[Start of section]

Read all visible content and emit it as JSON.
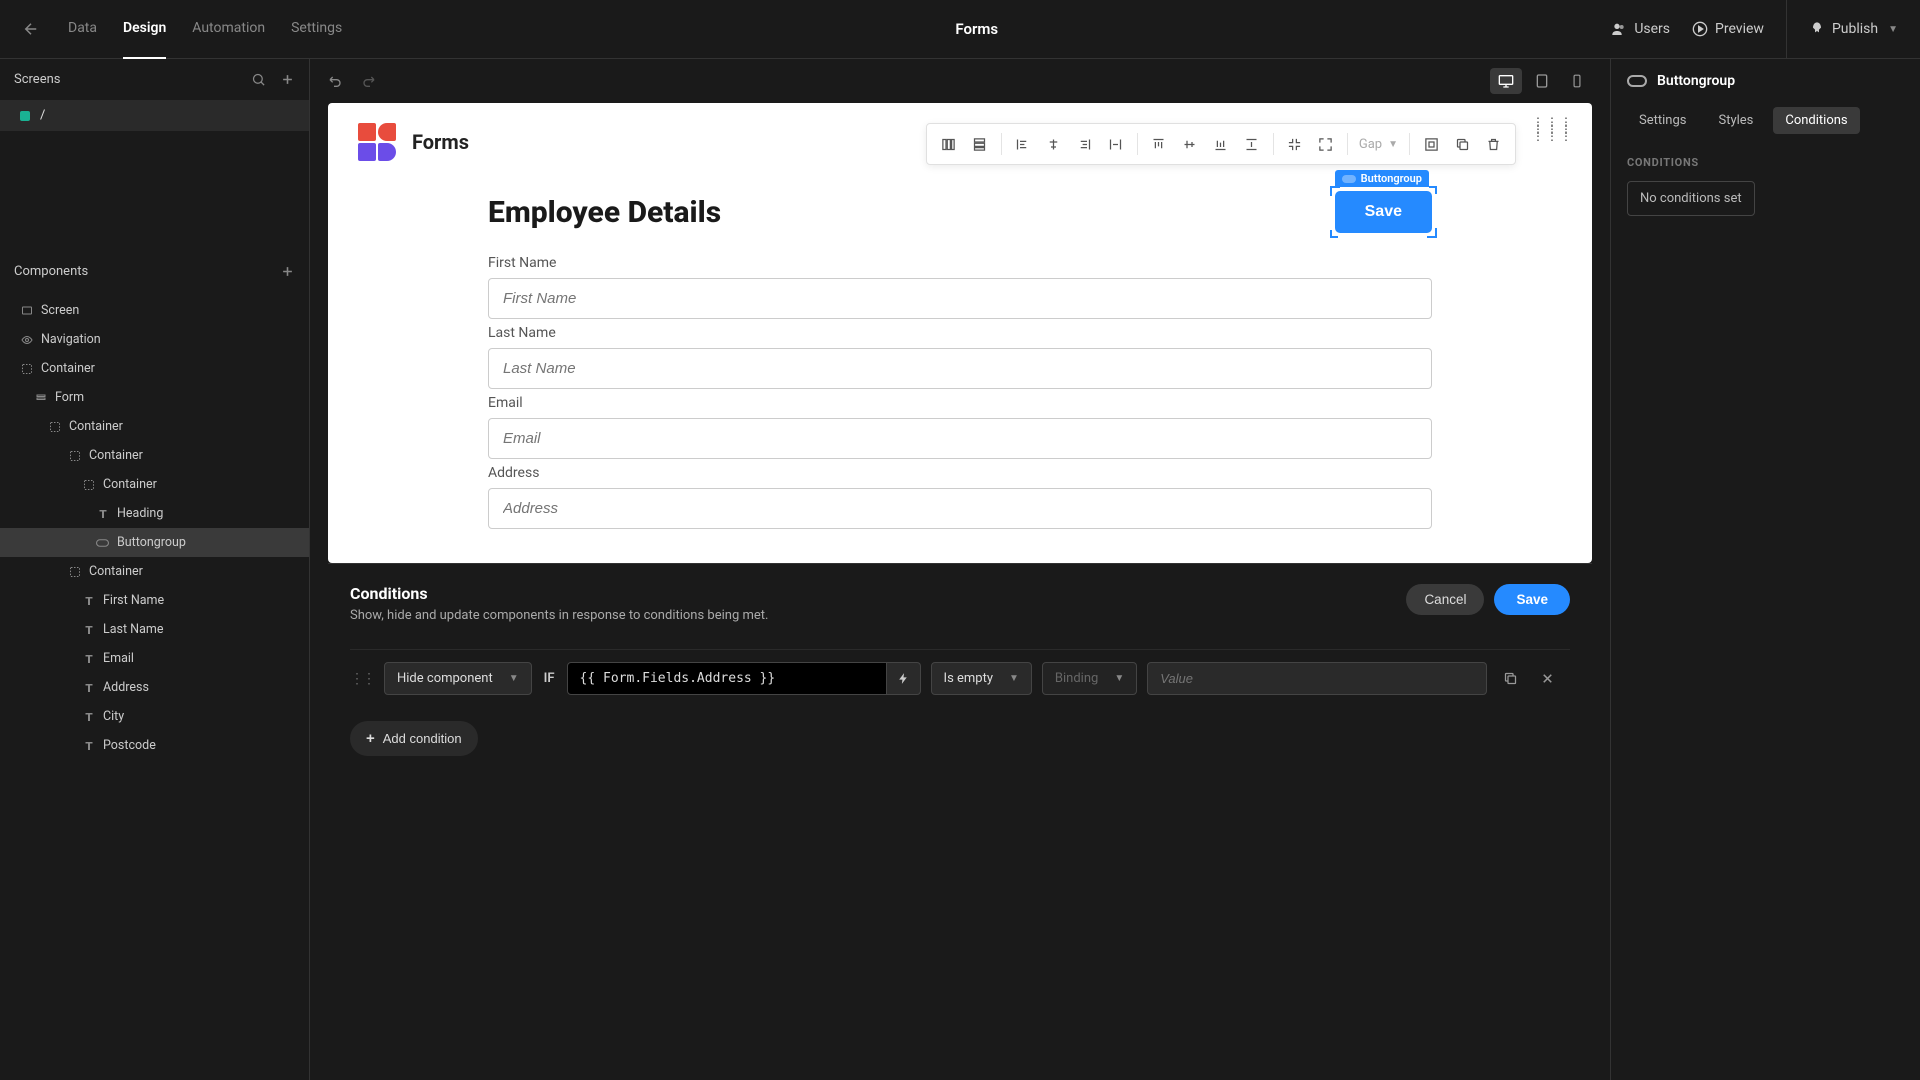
{
  "topbar": {
    "tabs": {
      "data": "Data",
      "design": "Design",
      "automation": "Automation",
      "settings": "Settings"
    },
    "title": "Forms",
    "actions": {
      "users": "Users",
      "preview": "Preview",
      "publish": "Publish"
    }
  },
  "leftPanel": {
    "screensHeader": "Screens",
    "screenName": "/",
    "componentsHeader": "Components",
    "tree": {
      "screen": "Screen",
      "navigation": "Navigation",
      "container": "Container",
      "form": "Form",
      "containerA": "Container",
      "containerB": "Container",
      "containerC": "Container",
      "heading": "Heading",
      "buttongroup": "Buttongroup",
      "containerD": "Container",
      "firstName": "First Name",
      "lastName": "Last Name",
      "email": "Email",
      "address": "Address",
      "city": "City",
      "postcode": "Postcode"
    }
  },
  "canvas": {
    "appTitle": "Forms",
    "floatingToolbar": {
      "gap": "Gap"
    },
    "selectionBadge": "Buttongroup",
    "form": {
      "heading": "Employee Details",
      "saveBtn": "Save",
      "fields": [
        {
          "label": "First Name",
          "placeholder": "First Name"
        },
        {
          "label": "Last Name",
          "placeholder": "Last Name"
        },
        {
          "label": "Email",
          "placeholder": "Email"
        },
        {
          "label": "Address",
          "placeholder": "Address"
        }
      ]
    }
  },
  "condPanel": {
    "title": "Conditions",
    "subtitle": "Show, hide and update components in response to conditions being met.",
    "cancel": "Cancel",
    "save": "Save",
    "row": {
      "action": "Hide component",
      "ifLabel": "IF",
      "binding": "{{ Form.Fields.Address }}",
      "operator": "Is empty",
      "bindingDisabled": "Binding",
      "valuePlaceholder": "Value"
    },
    "addCondition": "Add condition"
  },
  "rightPanel": {
    "title": "Buttongroup",
    "tabs": {
      "settings": "Settings",
      "styles": "Styles",
      "conditions": "Conditions"
    },
    "sectionLabel": "CONDITIONS",
    "noConditions": "No conditions set"
  }
}
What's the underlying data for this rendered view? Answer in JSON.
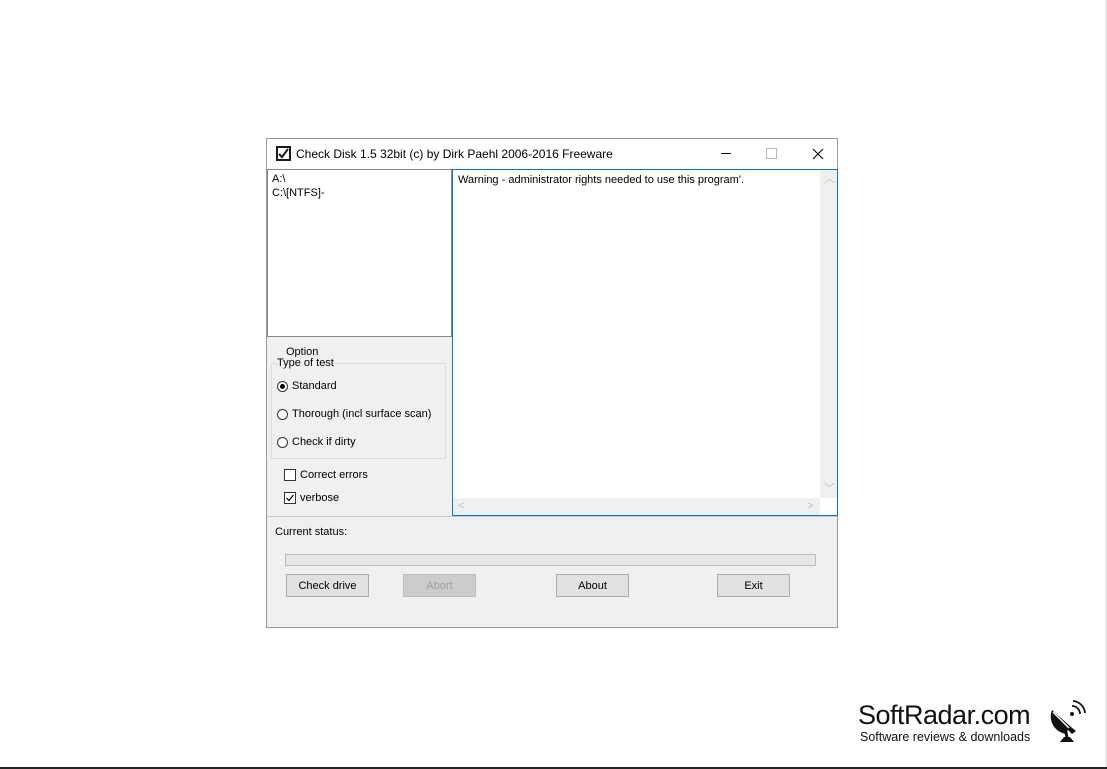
{
  "window": {
    "title": "Check Disk 1.5 32bit (c) by Dirk Paehl  2006-2016 Freeware",
    "icon": "check-disk-app-icon",
    "controls": {
      "minimize_icon": "minimize-icon",
      "maximize_icon": "maximize-icon",
      "close_icon": "close-icon"
    }
  },
  "drives": [
    "A:\\",
    "C:\\[NTFS]-"
  ],
  "log": {
    "lines": [
      "Warning - administrator rights needed to use this program'."
    ]
  },
  "options": {
    "group_label": "Option",
    "type_label": "Type of test",
    "tests": [
      {
        "label": "Standard",
        "selected": true
      },
      {
        "label": "Thorough (incl surface scan)",
        "selected": false
      },
      {
        "label": "Check if dirty",
        "selected": false
      }
    ],
    "checks": [
      {
        "label": "Correct errors",
        "checked": false
      },
      {
        "label": "verbose",
        "checked": true
      }
    ]
  },
  "status": {
    "label": "Current status:",
    "progress": 0
  },
  "buttons": {
    "check_drive": "Check drive",
    "abort": "Abort",
    "about": "About",
    "exit": "Exit"
  },
  "watermark": {
    "name": "SoftRadar.com",
    "tagline": "Software reviews & downloads",
    "logo_icon": "satellite-dish-icon"
  },
  "colors": {
    "accent": "#0078d7",
    "window_bg": "#f0f0f0",
    "disabled_button_bg": "#cccccc"
  }
}
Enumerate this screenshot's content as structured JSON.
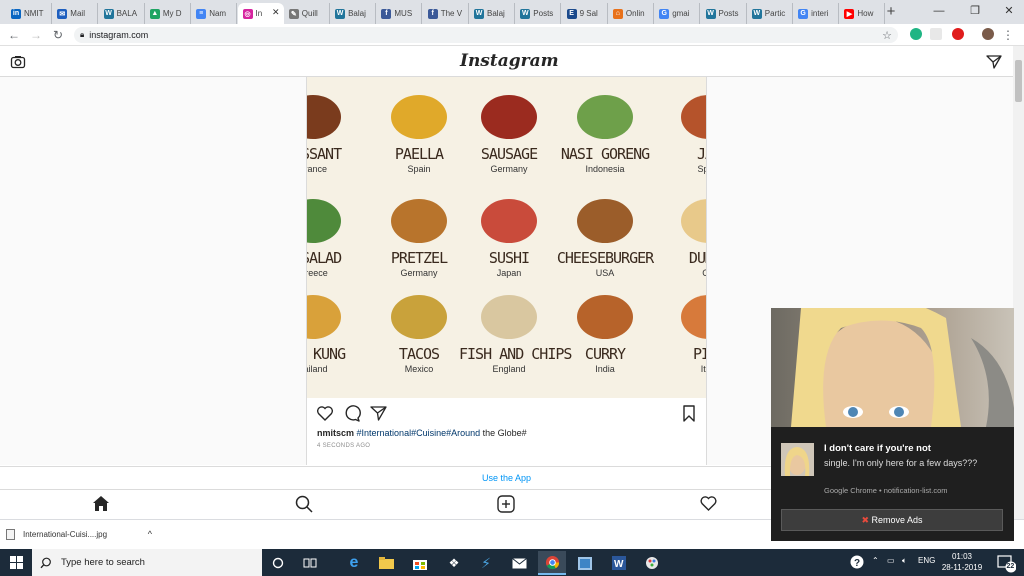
{
  "browser": {
    "tabs": [
      {
        "label": "NMIT",
        "color": "#0a66c2",
        "glyph": "in"
      },
      {
        "label": "Mail",
        "color": "#1e5fbf",
        "glyph": "✉"
      },
      {
        "label": "BALA",
        "color": "#21759b",
        "glyph": "W"
      },
      {
        "label": "My D",
        "color": "#1fa463",
        "glyph": "▲"
      },
      {
        "label": "Nam",
        "color": "#4285f4",
        "glyph": "≡"
      },
      {
        "label": "In",
        "color": "#d6249f",
        "glyph": "◎",
        "active": true
      },
      {
        "label": "Quill",
        "color": "#777777",
        "glyph": "✎"
      },
      {
        "label": "Balaj",
        "color": "#21759b",
        "glyph": "W"
      },
      {
        "label": "MUS",
        "color": "#3b5998",
        "glyph": "f"
      },
      {
        "label": "The V",
        "color": "#3b5998",
        "glyph": "f"
      },
      {
        "label": "Balaj",
        "color": "#21759b",
        "glyph": "W"
      },
      {
        "label": "Posts",
        "color": "#21759b",
        "glyph": "W"
      },
      {
        "label": "9 Sal",
        "color": "#1b4a8c",
        "glyph": "E"
      },
      {
        "label": "Onlin",
        "color": "#e8711a",
        "glyph": "⌂"
      },
      {
        "label": "gmai",
        "color": "#4285f4",
        "glyph": "G"
      },
      {
        "label": "Posts",
        "color": "#21759b",
        "glyph": "W"
      },
      {
        "label": "Partic",
        "color": "#21759b",
        "glyph": "W"
      },
      {
        "label": "interi",
        "color": "#4285f4",
        "glyph": "G"
      },
      {
        "label": "How",
        "color": "#ff0000",
        "glyph": "▶"
      }
    ],
    "new_tab": "+",
    "window_controls": {
      "minimize": "—",
      "maximize": "❐",
      "close": "✕"
    },
    "url": "instagram.com"
  },
  "instagram": {
    "logo": "Instagram",
    "post": {
      "foods": [
        {
          "name": "OISSANT",
          "country": "France"
        },
        {
          "name": "PAELLA",
          "country": "Spain"
        },
        {
          "name": "SAUSAGE",
          "country": "Germany"
        },
        {
          "name": "NASI GORENG",
          "country": "Indonesia"
        },
        {
          "name": "JAM",
          "country": "Spain"
        },
        {
          "name": "K SALAD",
          "country": "Greece"
        },
        {
          "name": "PRETZEL",
          "country": "Germany"
        },
        {
          "name": "SUSHI",
          "country": "Japan"
        },
        {
          "name": "CHEESEBURGER",
          "country": "USA"
        },
        {
          "name": "DUMPL",
          "country": "Chi"
        },
        {
          "name": "YUM KUNG",
          "country": "hailand"
        },
        {
          "name": "TACOS",
          "country": "Mexico"
        },
        {
          "name": "FISH AND CHIPS",
          "country": "England"
        },
        {
          "name": "CURRY",
          "country": "India"
        },
        {
          "name": "PIZZ",
          "country": "Italy"
        }
      ],
      "username": "nmitscm",
      "caption_tags": "#International#Cuisine#Around",
      "caption_rest": " the Globe#",
      "time_ago": "4 SECONDS AGO"
    },
    "use_app": "Use the App"
  },
  "download": {
    "filename": "International-Cuisi....jpg",
    "chevron": "^"
  },
  "notification": {
    "title": "I don't care if you're not",
    "body": "single. I'm only here for a few days???",
    "source": "Google Chrome • notification-list.com",
    "button": "Remove Ads",
    "button_icon": "✖"
  },
  "taskbar": {
    "search_placeholder": "Type here to search",
    "language": "ENG",
    "time": "01:03",
    "date": "28-11-2019",
    "notification_count": "22"
  }
}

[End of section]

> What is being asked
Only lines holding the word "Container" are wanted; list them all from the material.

> Result of this task
      "container": "Container",
      "containerA": "Container",
      "containerB": "Container",
      "containerC": "Container",
      "containerD": "Container",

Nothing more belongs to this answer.